  • 16. Operational concept: ESOC Alternate switching of transmitters T1 R1 T2 R2 R2 • Provides Omni-directional coverage: – Lock uplink on receiver to be used – Switch on TX to be used T1 R1 T2 T2 R2 – Switch off TX no further in use  almost no impact to the T1 R1 T2 R2 mission and easy to coordinate with mission planning and network activities T1 R1 T2 R2  operational since beginning of December 2008 Darmstadt 20 January 2010 Page 16
  • 17. ESOC Conclusion • Full mission can be conducted by using the option alternating the 2 transmitters. This option is in operation since beginning of December 2008 • Full mission can also be resumed by using the back-up switch. • Also the option having 1 transmitter on all the time and switching on the other transmitter when needed is possible but less favourable since more complex.

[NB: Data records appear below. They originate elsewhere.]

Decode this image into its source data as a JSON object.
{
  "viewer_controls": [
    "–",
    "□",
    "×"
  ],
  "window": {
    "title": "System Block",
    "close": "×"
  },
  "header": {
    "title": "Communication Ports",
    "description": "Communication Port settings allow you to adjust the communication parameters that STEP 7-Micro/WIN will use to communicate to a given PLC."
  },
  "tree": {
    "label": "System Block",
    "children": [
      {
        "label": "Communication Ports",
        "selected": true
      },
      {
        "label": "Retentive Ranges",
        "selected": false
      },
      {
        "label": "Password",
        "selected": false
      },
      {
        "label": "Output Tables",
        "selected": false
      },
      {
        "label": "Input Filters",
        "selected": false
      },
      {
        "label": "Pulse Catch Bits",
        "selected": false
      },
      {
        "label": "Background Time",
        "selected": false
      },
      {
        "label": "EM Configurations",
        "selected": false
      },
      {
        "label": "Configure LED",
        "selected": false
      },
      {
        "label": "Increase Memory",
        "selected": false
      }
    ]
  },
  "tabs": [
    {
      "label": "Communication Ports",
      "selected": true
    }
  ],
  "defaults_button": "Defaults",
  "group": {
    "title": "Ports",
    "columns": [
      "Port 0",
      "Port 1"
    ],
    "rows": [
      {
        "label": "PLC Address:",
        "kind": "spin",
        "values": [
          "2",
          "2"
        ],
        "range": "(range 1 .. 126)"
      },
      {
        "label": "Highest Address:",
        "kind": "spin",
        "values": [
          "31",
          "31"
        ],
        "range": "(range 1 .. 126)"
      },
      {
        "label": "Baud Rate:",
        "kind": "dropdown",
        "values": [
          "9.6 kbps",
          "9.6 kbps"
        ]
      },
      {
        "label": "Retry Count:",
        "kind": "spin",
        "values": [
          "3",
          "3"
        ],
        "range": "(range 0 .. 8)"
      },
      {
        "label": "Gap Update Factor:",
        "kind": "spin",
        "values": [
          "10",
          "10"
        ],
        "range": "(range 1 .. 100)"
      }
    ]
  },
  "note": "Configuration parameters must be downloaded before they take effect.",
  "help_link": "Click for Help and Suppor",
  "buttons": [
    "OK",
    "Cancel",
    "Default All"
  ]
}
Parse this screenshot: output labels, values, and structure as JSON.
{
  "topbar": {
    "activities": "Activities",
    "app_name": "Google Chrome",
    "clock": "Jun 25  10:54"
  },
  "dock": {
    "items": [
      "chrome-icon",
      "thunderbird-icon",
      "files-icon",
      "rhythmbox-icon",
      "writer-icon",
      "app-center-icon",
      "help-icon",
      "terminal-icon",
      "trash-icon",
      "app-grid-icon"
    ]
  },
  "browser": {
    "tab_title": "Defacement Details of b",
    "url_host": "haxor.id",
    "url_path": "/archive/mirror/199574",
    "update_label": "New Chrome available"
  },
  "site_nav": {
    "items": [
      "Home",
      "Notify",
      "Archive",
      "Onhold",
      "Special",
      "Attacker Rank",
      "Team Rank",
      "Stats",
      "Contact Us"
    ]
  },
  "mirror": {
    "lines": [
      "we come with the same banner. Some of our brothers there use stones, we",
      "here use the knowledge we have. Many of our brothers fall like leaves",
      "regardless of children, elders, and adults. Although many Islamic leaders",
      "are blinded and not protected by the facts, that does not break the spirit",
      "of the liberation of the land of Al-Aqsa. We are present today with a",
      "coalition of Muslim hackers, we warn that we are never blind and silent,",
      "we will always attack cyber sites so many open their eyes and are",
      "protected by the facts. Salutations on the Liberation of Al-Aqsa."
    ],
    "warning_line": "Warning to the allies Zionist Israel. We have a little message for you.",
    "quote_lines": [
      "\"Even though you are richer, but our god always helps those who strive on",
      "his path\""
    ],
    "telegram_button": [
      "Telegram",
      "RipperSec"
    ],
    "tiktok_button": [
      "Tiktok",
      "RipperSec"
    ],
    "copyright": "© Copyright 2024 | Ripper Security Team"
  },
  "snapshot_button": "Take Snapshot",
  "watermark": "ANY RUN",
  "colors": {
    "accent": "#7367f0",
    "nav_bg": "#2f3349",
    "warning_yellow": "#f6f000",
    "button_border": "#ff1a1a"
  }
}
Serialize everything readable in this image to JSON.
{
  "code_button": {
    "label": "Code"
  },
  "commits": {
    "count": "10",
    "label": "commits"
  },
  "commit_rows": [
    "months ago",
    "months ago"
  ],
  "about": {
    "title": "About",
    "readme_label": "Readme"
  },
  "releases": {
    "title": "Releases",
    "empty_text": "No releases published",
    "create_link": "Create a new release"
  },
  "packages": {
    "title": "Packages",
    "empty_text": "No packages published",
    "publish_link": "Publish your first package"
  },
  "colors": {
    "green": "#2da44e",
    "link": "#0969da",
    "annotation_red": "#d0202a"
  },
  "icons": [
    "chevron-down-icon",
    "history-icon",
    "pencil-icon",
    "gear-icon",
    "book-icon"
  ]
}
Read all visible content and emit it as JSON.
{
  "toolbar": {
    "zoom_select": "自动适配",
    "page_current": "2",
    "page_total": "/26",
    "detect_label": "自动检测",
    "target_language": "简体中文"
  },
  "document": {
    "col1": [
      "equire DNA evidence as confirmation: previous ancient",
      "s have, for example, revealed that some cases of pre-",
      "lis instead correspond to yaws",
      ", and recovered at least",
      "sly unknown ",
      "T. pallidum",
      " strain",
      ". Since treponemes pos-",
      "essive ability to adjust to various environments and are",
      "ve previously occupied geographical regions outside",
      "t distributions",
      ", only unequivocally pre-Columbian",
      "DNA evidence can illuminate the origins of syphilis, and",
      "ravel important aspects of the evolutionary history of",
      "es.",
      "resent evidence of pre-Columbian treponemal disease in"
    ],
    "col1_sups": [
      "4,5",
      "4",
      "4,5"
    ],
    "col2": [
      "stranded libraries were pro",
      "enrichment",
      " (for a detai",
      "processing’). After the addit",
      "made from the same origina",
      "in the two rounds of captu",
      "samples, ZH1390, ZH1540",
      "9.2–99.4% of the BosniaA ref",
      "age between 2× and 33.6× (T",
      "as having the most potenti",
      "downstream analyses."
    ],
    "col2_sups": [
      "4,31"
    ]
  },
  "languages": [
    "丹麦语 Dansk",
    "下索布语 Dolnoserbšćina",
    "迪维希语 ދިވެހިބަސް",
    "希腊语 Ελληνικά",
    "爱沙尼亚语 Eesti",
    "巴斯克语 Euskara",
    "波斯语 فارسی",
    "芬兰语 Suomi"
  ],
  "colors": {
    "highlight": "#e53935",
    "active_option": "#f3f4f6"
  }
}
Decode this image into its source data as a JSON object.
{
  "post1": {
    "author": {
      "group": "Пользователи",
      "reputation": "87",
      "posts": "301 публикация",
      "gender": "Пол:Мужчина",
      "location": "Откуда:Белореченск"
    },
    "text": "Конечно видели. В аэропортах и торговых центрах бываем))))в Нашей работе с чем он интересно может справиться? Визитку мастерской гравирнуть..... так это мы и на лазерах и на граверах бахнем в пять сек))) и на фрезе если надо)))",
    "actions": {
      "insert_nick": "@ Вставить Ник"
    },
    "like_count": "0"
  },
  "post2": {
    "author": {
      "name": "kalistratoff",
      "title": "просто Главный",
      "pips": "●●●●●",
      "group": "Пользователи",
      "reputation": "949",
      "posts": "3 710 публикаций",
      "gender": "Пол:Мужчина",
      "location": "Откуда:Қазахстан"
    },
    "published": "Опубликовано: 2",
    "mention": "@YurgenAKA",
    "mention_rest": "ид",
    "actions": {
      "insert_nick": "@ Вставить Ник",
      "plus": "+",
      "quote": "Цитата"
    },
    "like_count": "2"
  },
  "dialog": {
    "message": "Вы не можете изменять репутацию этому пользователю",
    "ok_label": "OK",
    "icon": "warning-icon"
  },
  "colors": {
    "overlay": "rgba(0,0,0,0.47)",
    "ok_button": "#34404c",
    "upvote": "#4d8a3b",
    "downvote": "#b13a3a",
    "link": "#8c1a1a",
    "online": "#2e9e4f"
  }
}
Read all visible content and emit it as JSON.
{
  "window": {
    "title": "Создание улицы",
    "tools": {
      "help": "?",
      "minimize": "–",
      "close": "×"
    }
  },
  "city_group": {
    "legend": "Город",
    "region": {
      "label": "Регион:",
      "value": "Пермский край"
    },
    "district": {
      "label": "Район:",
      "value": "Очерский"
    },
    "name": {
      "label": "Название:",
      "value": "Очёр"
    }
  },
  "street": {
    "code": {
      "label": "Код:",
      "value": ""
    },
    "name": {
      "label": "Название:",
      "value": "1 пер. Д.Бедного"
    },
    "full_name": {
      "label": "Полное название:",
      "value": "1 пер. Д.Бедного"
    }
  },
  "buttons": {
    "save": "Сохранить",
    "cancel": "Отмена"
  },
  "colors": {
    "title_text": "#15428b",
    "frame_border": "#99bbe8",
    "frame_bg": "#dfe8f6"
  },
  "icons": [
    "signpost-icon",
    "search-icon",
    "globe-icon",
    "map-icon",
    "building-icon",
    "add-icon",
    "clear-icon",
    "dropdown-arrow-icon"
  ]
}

Only to be used as back-up. • Should one of the two transmitters fail, the RF switch (prime or redundant) needs to be used again Darmstadt 20 January 2010 Page 17
  • 18. ESOC BTW Now let’s celebrate: the 10 years XMM party and many more mission years to come Darmstadt 20 January 2010 Page 18